The Review Apology

The Washington Post printed an apology to John Irving in Sunday's editor's note. His latest novel had been reviewed by Marianne Wiggins, who panned it, calling its writing style "lazy". She had a social relationship with Irving, which she did not disclose to the paper.

BookADay, who does not have connections to John Irving, plans to review Until I Find You.

This situation begs the question: how close it too close? Irving was a friend of Wiggins' ex-husband. Could it be that she didn't like the book, no matter to her relationship with him? Probably. Was she wrong in not telling The Washington Post. Definitely. Writers bump into reviewers all the time. Some reviewers, present company included, also write. I believe you always need to be honest about who you know and if it's really questionable, don't review it. That said, I also believe that you can read your best friend's book and if it's a bomb, you need to call it a bomb. Your thoughts?

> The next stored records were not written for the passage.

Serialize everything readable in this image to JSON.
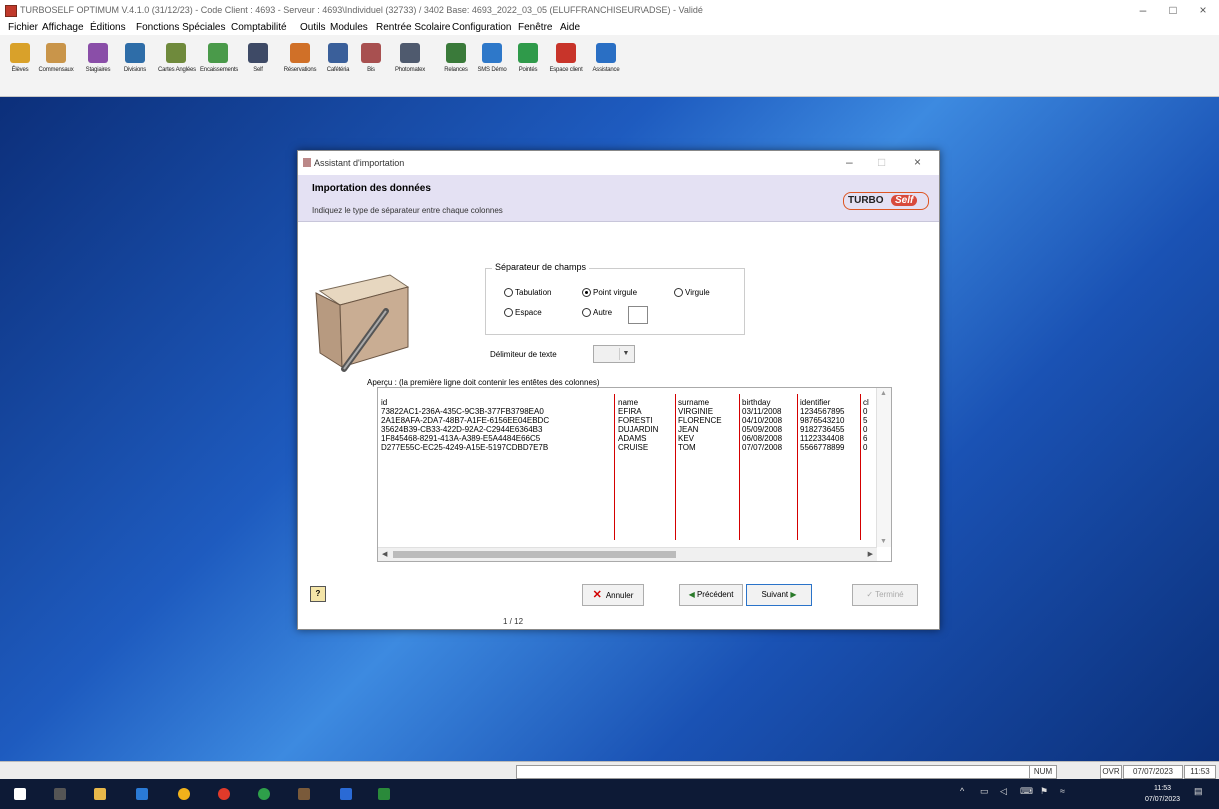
{
  "window": {
    "title": "TURBOSELF OPTIMUM V.4.1.0 (31/12/23) - Code Client : 4693 - Serveur : 4693\\Individuel (32733) / 3402 Base: 4693_2022_03_05 (ELUFFRANCHISEUR\\ADSE) - Validé",
    "minimize": "–",
    "maximize": "□",
    "close": "×"
  },
  "menu": [
    "Fichier",
    "Affichage",
    "Éditions",
    "Fonctions Spéciales",
    "Comptabilité",
    "Outils",
    "Modules",
    "Rentrée Scolaire",
    "Configuration",
    "Fenêtre",
    "Aide"
  ],
  "toolbar": [
    {
      "label": "Élèves",
      "color": "#d9a12a"
    },
    {
      "label": "Commensaux",
      "color": "#c9954a"
    },
    {
      "label": "Stagiaires",
      "color": "#8a4ea8"
    },
    {
      "label": "Divisions",
      "color": "#2e6da8"
    },
    {
      "label": "Cartes Anglées",
      "color": "#6f8a3c"
    },
    {
      "label": "Encaissements",
      "color": "#4a9a4a"
    },
    {
      "label": "Self",
      "color": "#3e4a66"
    },
    {
      "label": "Réservations",
      "color": "#d07028"
    },
    {
      "label": "Cafétéria",
      "color": "#3a5f9a"
    },
    {
      "label": "Bis",
      "color": "#a85050"
    },
    {
      "label": "Photomatex",
      "color": "#4f5a6e"
    },
    {
      "label": "Relances",
      "color": "#3a7a3a"
    },
    {
      "label": "SMS Démo",
      "color": "#2e78c9"
    },
    {
      "label": "Pointés",
      "color": "#2f9a4a"
    },
    {
      "label": "Espace client",
      "color": "#c8342a"
    },
    {
      "label": "Assistance",
      "color": "#2a6fc4"
    }
  ],
  "dialog": {
    "title": "Assistant d'importation",
    "header_title": "Importation des données",
    "header_subtitle": "Indiquez le type de séparateur entre chaque colonnes",
    "logo_part1": "TURBO",
    "logo_part2": "Self",
    "separator_group_label": "Séparateur de champs",
    "radios": [
      {
        "label": "Tabulation",
        "checked": false
      },
      {
        "label": "Point virgule",
        "checked": true
      },
      {
        "label": "Virgule",
        "checked": false
      },
      {
        "label": "Espace",
        "checked": false
      },
      {
        "label": "Autre",
        "checked": false
      }
    ],
    "text_delimiter_label": "Délimiteur de texte",
    "text_delimiter_value": "",
    "preview_label": "Aperçu : (la première ligne doit contenir les entêtes des colonnes)",
    "preview": {
      "columns": [
        "id",
        "name",
        "surname",
        "birthday",
        "identifier",
        "cl"
      ],
      "rows": [
        [
          "73822AC1-236A-435C-9C3B-377FB3798EA0",
          "EFIRA",
          "VIRGINIE",
          "03/11/2008",
          "1234567895",
          "0"
        ],
        [
          "2A1E8AFA-2DA7-48B7-A1FE-6156EE04EBDC",
          "FORESTI",
          "FLORENCE",
          "04/10/2008",
          "9876543210",
          "5"
        ],
        [
          "35624B39-CB33-422D-92A2-C2944E6364B3",
          "DUJARDIN",
          "JEAN",
          "05/09/2008",
          "9182736455",
          "0"
        ],
        [
          "1F845468-8291-413A-A389-E5A4484E66C5",
          "ADAMS",
          "KEV",
          "06/08/2008",
          "1122334408",
          "6"
        ],
        [
          "D277E55C-EC25-4249-A15E-5197CDBD7E7B",
          "CRUISE",
          "TOM",
          "07/07/2008",
          "5566778899",
          "0"
        ]
      ]
    },
    "buttons": {
      "cancel": "Annuler",
      "previous": "Précédent",
      "next": "Suivant",
      "finish": "Terminé"
    },
    "page_indicator": "1 / 12"
  },
  "statusbar": {
    "num": "NUM",
    "ovr": "OVR",
    "date": "07/07/2023",
    "time": "11:53"
  },
  "taskbar": {
    "clock_time": "11:53",
    "clock_date": "07/07/2023"
  }
}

Anonymous said...

Isn't the ex-husband in question Salman Rushdie?

I don't know that it has any bearing. I suppose more than anything, it shows that the literary world is a pretty small world. Which makes it hard for any author to review a colleague's work.

Brandi. said...

The very same.

I excluded it from the post for two reasons: 1) it was in the full text article 2) I was curious of people's opinions before they heard of the author.

Do you think The Washington Post would have issued an apology if her ex-husband was a first-time novelist? I don't.

Jase said...

Sometimes that's easier said than done. While I don't get asked by authors what I think of their writing very often, I do hang out with (and photograph) a lot of musicians and it comes to the same thing. If its someone you don't know at all, its much easier to be openly critical than it is with someone who you are friendly with. A lot of it is based on the temperaments involved.

In the end, I learned to pick my battles on that front. ;)